Extremists responded positively to the patient kindness and holistic care offered from an enemy out group. A pastor who has worked with many extremists said, “I tell you, they are not able to stand in the face of love.” A former extremist echoed, “We never experienced a love like this.” In short, it behooves both the fields of deradicalization and missiology to regard extremists as human beings, with feelings, desires and dreams. We might bravely imagine a different scenario in the Holy Land, for example, if people on all sides apprehended the full humanity and needs of the other.

To conclude, Levantine Christians together with former extremists, mutually transformed, have offered us a fascinating laboratory to explore the personal and societal effects of the kind of left-handed alternative communities even in a hostile environment. Their stories challenge us to recognize that there are many forces at work, from historical, psychological, social, theological and even perhaps supernatural, influencing us, shaping and curating our desires and loves. They challenge us to contemplate the power of love and how empowering alternative communities in hostile environments can re-shape even the ultimate other.

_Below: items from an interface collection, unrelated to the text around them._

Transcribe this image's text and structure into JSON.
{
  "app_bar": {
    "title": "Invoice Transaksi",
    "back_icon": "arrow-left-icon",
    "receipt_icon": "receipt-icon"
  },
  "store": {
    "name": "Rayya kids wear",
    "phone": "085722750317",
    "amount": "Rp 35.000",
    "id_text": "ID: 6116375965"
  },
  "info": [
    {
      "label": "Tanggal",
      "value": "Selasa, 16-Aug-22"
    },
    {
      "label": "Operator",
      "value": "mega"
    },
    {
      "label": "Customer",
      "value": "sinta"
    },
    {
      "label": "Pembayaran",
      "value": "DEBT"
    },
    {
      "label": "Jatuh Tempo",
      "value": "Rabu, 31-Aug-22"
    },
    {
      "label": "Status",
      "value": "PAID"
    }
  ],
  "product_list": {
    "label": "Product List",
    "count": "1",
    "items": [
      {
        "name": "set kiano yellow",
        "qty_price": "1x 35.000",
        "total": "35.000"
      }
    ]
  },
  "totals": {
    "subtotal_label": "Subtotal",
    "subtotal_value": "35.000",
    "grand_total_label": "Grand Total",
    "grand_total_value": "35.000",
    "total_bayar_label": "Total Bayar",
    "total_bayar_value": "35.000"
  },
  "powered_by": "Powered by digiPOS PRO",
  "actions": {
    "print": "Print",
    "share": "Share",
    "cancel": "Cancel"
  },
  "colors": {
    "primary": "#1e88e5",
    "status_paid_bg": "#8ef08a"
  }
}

Watch the full defense video here.

About Scott Gustafson

Scott Gustafson has extensive experience in ministry and business in the Middle East, having lived or worked in the region for 20 years. He is a PhD candidate at Vrije Universiteit working with the Extreme Beliefs Project. He is a guest lecturer and is also the Managing Partner of Purpose Global Strategies, an International Business and non-profit consulting firm. He advises large funding agencies as well as indigenous businesses and ministries in Sudan, Jordan, Iraq, Syria and Lebanon. He has an MA in Intercultural Communication from Moody Graduate School, and a BA in Nursing and Biology from Western Michigan University. Scott and his wife have 2 children and they live in Grand Rapids, MI. Follow his Substack.